A lithium-ion battery is a rechargeable battery commonly used in electronic devices and electric vehicles. The lithium-ion battery was first prototyped in the 1970s by John Goodenough and later commercialized by Sony in 1991. In the lithium-ion battery, the lithium ions move from the negative electrode through an electrolyte to the positive electrode during discharge. This cycle reverses when recharging. Lithium-ion batteries are used today primarily because of their low cost, high energy density and low self-discharge.
Level 1 charging refers to a standard household outlet. +120 VAC outlet, delivers power directly from the outlet in the wall to the EV’s on-board charger, charging time typically exceeds 20 hours depending on the capacity. The equipment is typically provided with your EV when buying.
Level 2 charging refers to a charging station either wall-mounted at home or at a dedicated station placed near supermarkets or other parking spots. They typically deliver +240 VAC/VDC. Many Tesla owners get the Tesla Power Wall installed which is their form for level 2 charging. This will require Tesla themselves or another electrician to install correctly and safely. Time to fully charge is usually 8+ hours but not often over 12 hours depending on the capacity.

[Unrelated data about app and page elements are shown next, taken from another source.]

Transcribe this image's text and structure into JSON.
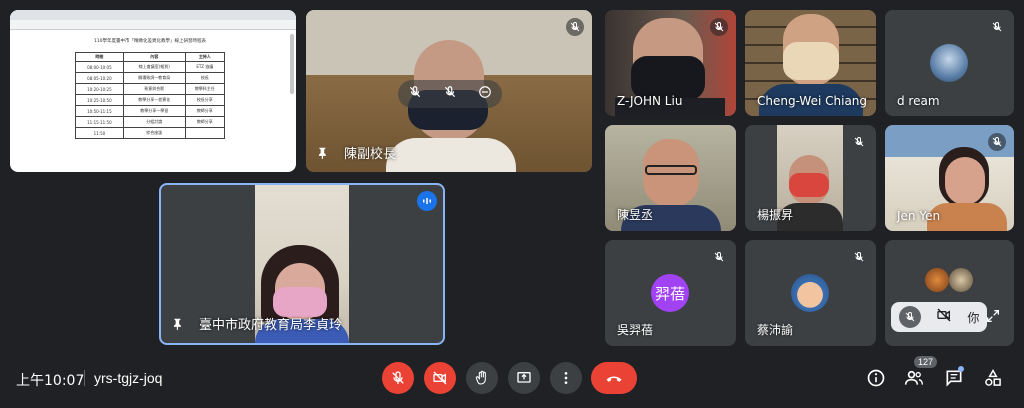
{
  "meeting": {
    "time": "上午10:07",
    "code": "yrs-tgjz-joq"
  },
  "participants_count": "127",
  "document": {
    "title": "110學年度臺中市「精緻化差異化教學」線上研習時程表",
    "rows": [
      [
        "08:00-10:05",
        "線上會議室(報到)",
        "ETZ 協議"
      ],
      [
        "08:05-10:20",
        "開場致詞—教育局",
        "校長"
      ],
      [
        "10:20-10:25",
        "致意與合影",
        "教學科主任"
      ],
      [
        "10:25-10:50",
        "教學分享—差異化",
        "校長分享"
      ],
      [
        "10:50-11:15",
        "教學分享—學習",
        "教師分享"
      ],
      [
        "11:15-11:50",
        "分組討論",
        "教師分享"
      ],
      [
        "11:50",
        "綜合座談",
        ""
      ]
    ],
    "headers": [
      "時間",
      "內容",
      "主持人"
    ]
  },
  "tiles": [
    {
      "name": "陳副校長"
    },
    {
      "name": "臺中市政府教育局李貞玲"
    },
    {
      "name": "Z-JOHN Liu"
    },
    {
      "name": "Cheng-Wei Chiang"
    },
    {
      "name": "d ream"
    },
    {
      "name": "陳昱丞"
    },
    {
      "name": "楊振昇"
    },
    {
      "name": "Jen Yen"
    },
    {
      "name": "吳羿蓓",
      "initials": "羿蓓"
    },
    {
      "name": "蔡沛諭"
    }
  ],
  "overflow_tile": {
    "label": "你"
  },
  "colors": {
    "accent": "#8ab4f8",
    "danger": "#ea4335",
    "avatar_purple": "#a142f4"
  }
}
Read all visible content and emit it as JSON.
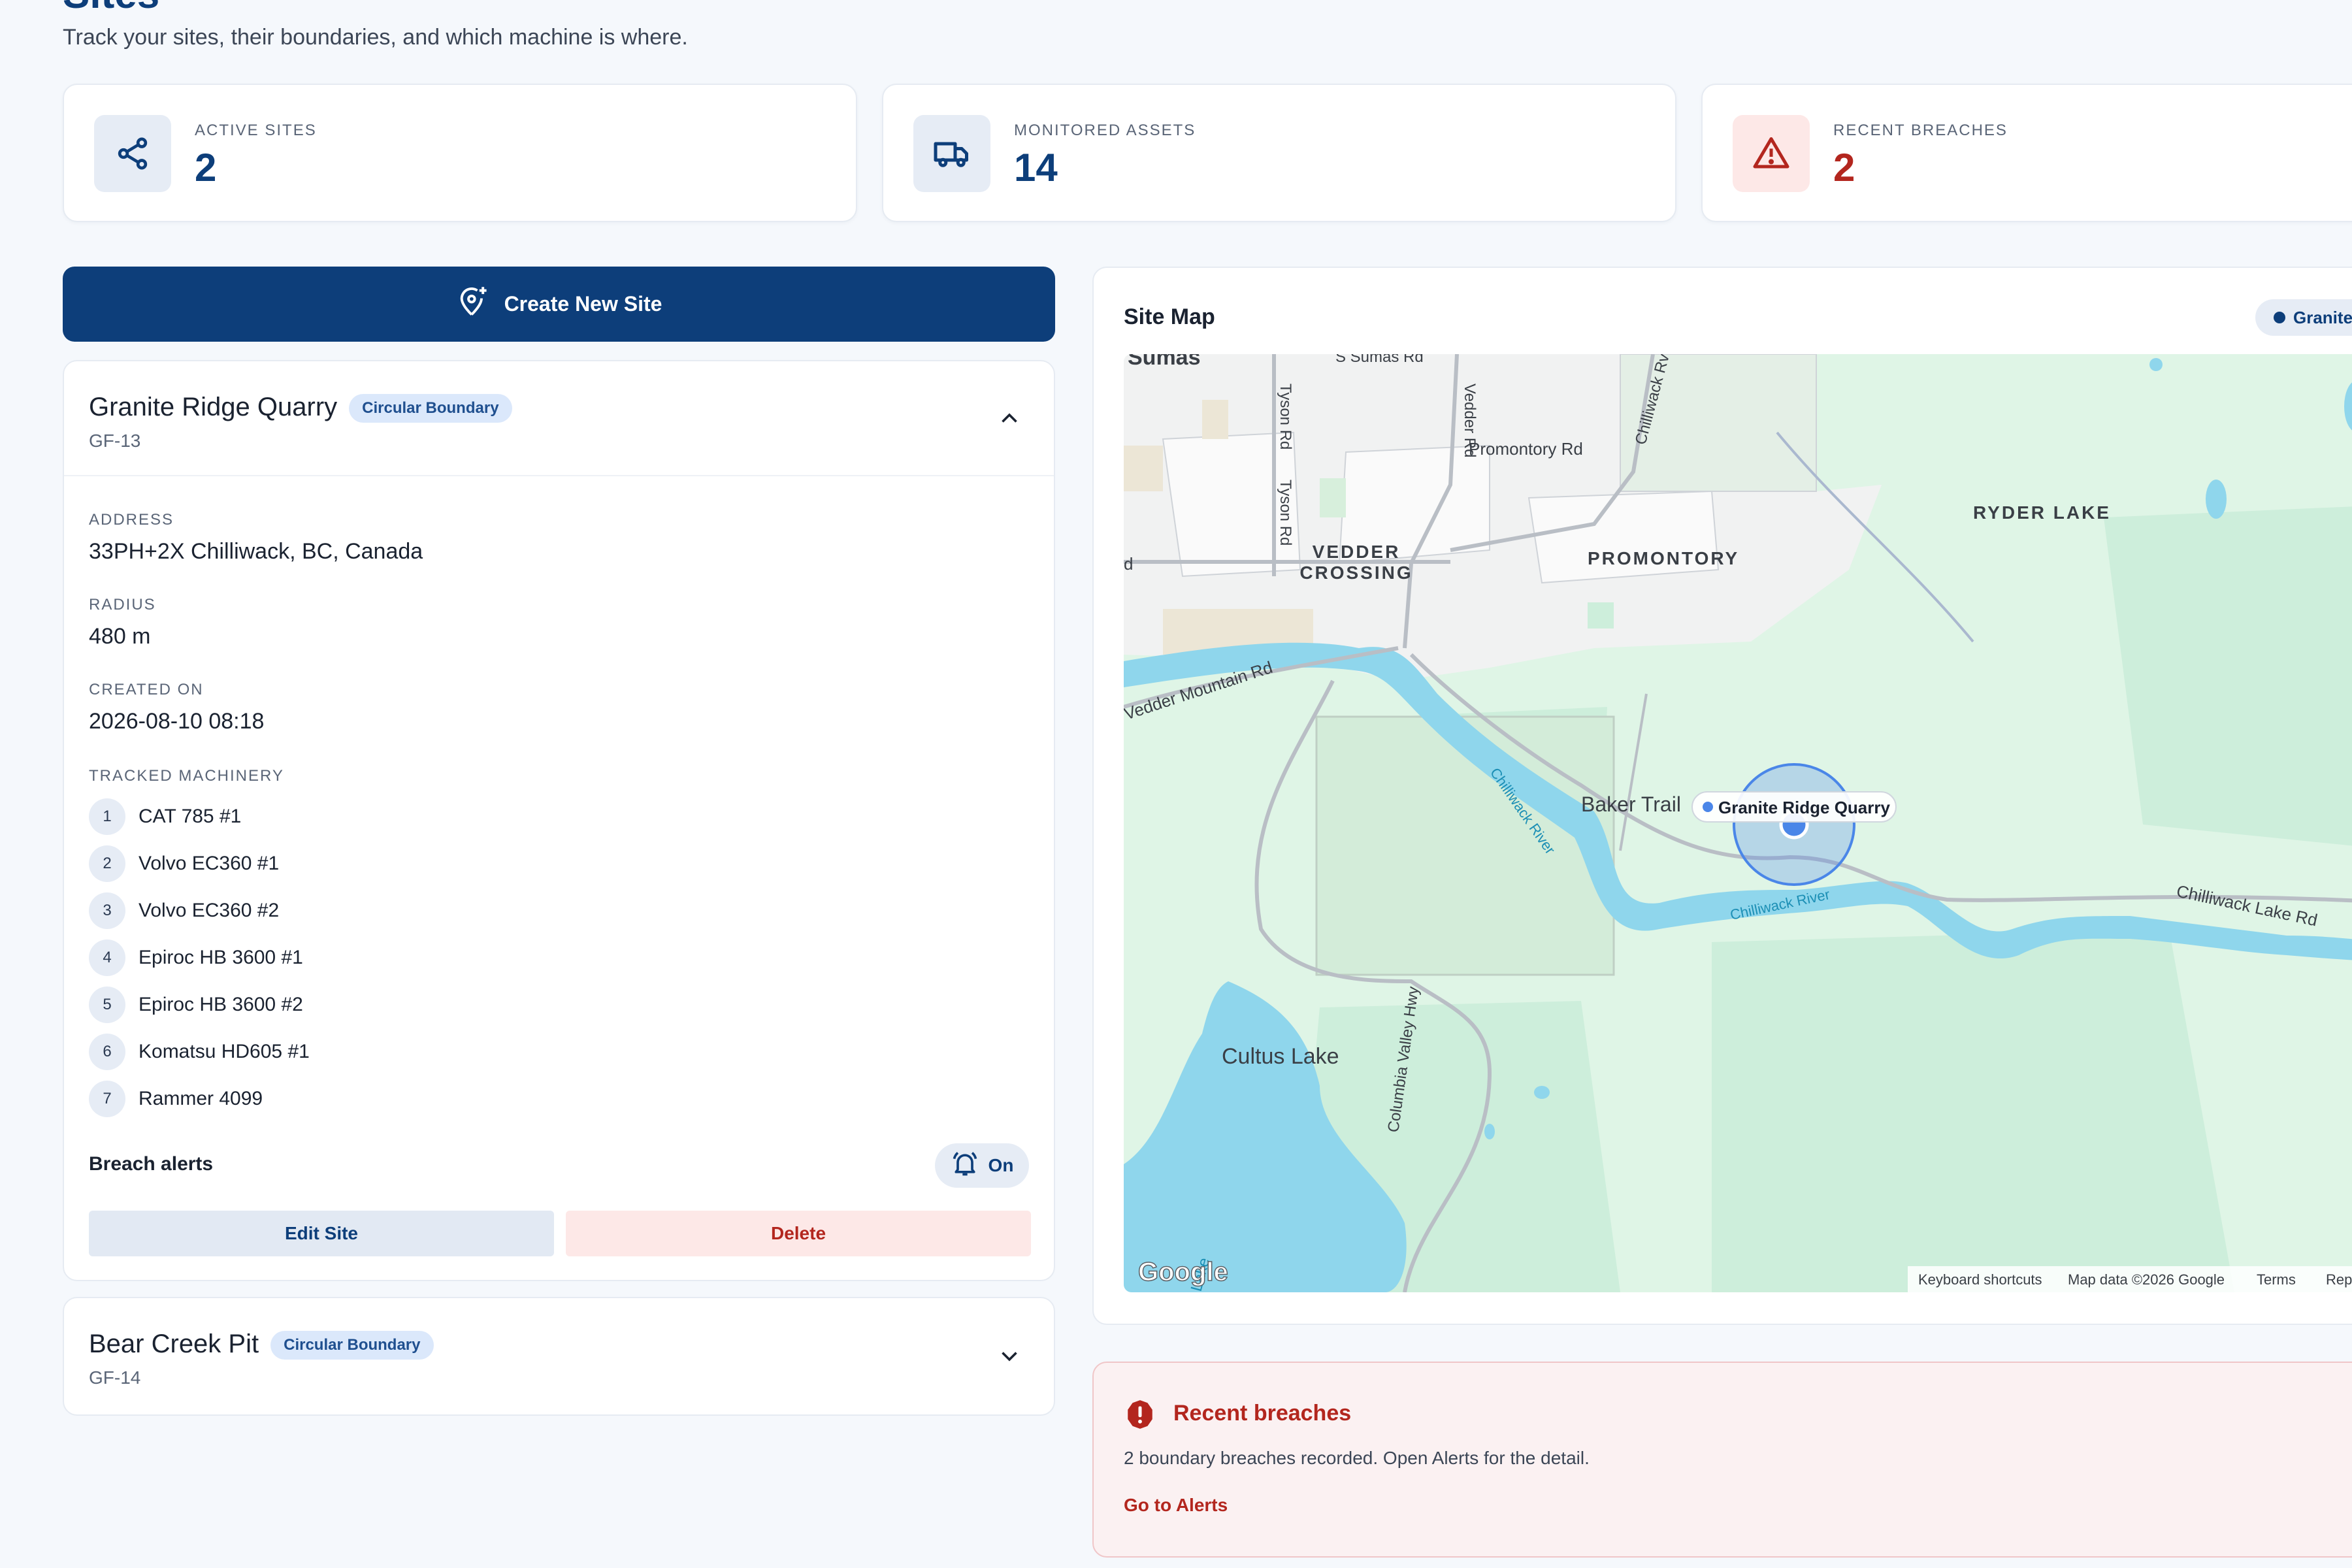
{
  "page": {
    "title": "Sites",
    "subtitle": "Track your sites, their boundaries, and which machine is where."
  },
  "stats": [
    {
      "label": "ACTIVE SITES",
      "value": "2",
      "icon": "network-icon"
    },
    {
      "label": "MONITORED ASSETS",
      "value": "14",
      "icon": "truck-icon"
    },
    {
      "label": "RECENT BREACHES",
      "value": "2",
      "icon": "warning-icon"
    }
  ],
  "create_button": {
    "label": "Create New Site",
    "icon": "add-location-icon"
  },
  "sites": [
    {
      "name": "Granite Ridge Quarry",
      "boundary_type": "Circular Boundary",
      "code": "GF-13",
      "expanded": true,
      "address_label": "ADDRESS",
      "address": "33PH+2X Chilliwack, BC, Canada",
      "radius_label": "RADIUS",
      "radius": "480 m",
      "created_label": "CREATED ON",
      "created": "2026-08-10 08:18",
      "machinery_label": "TRACKED MACHINERY",
      "machinery": [
        {
          "num": "1",
          "name": "CAT 785 #1"
        },
        {
          "num": "2",
          "name": "Volvo EC360 #1"
        },
        {
          "num": "3",
          "name": "Volvo EC360 #2"
        },
        {
          "num": "4",
          "name": "Epiroc HB 3600 #1"
        },
        {
          "num": "5",
          "name": "Epiroc HB 3600 #2"
        },
        {
          "num": "6",
          "name": "Komatsu HD605 #1"
        },
        {
          "num": "7",
          "name": "Rammer 4099"
        }
      ],
      "breach_alerts_label": "Breach alerts",
      "breach_alerts_state": "On",
      "edit_label": "Edit Site",
      "delete_label": "Delete"
    },
    {
      "name": "Bear Creek Pit",
      "boundary_type": "Circular Boundary",
      "code": "GF-14",
      "expanded": false
    }
  ],
  "map": {
    "title": "Site Map",
    "selected_pill": "Granite",
    "marker_label": "Granite Ridge Quarry",
    "place_labels": {
      "sumas": "Sumas",
      "s_sumas_rd": "S Sumas Rd",
      "tyson_rd_a": "Tyson Rd",
      "tyson_rd_b": "Tyson Rd",
      "vedder_rd": "Vedder Rd",
      "chilliwack_rv": "Chilliwack Rv",
      "promontory_rd": "Promontory Rd",
      "vedder_crossing_1": "VEDDER",
      "vedder_crossing_2": "CROSSING",
      "promontory": "PROMONTORY",
      "ryder_lake": "RYDER LAKE",
      "vedder_mountain_rd": "Vedder Mountain Rd",
      "baker_trail": "Baker Trail",
      "chilliwack_river_1": "Chilliwack River",
      "chilliwack_river_2": "Chilliwack River",
      "chilliwack_lake_rd": "Chilliwack Lake Rd",
      "cultus_lake": "Cultus Lake",
      "columbia_valley_hwy": "Columbia Valley Hwy",
      "lake_fragment": "Lake",
      "d_fragment": "d"
    },
    "attribution": {
      "logo": "Google",
      "keyboard": "Keyboard shortcuts",
      "map_data": "Map data ©2026 Google",
      "terms": "Terms",
      "report": "Rep"
    },
    "colors": {
      "land": "#dff5e6",
      "forest": "#cdeedb",
      "water": "#8fd6ec",
      "urban": "#f1f2f2",
      "road": "#b9bec5",
      "geofence": "#4a86e8"
    }
  },
  "breaches": {
    "title": "Recent breaches",
    "text": "2 boundary breaches recorded. Open Alerts for the detail.",
    "link": "Go to Alerts"
  }
}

Level 3 charging stations refer to fast-chargers and Tesla super-chargers. Not saying they are never found in homes, but this is not something you’ll get installed easily. You’ll find specially dedicated stations with dedicated fast or super-charging equipment. Level 3 charging is +400 VDC and some even go beyond 600 and 800 VDC. Charging time can be as low as 30 minutes on specially designed batteries.
A plug-in hybrid
Morten has been working with technology, IoT and electronics for over a decade. His passion for technology is reflected into this blog to give you relevant and correct information.Read more...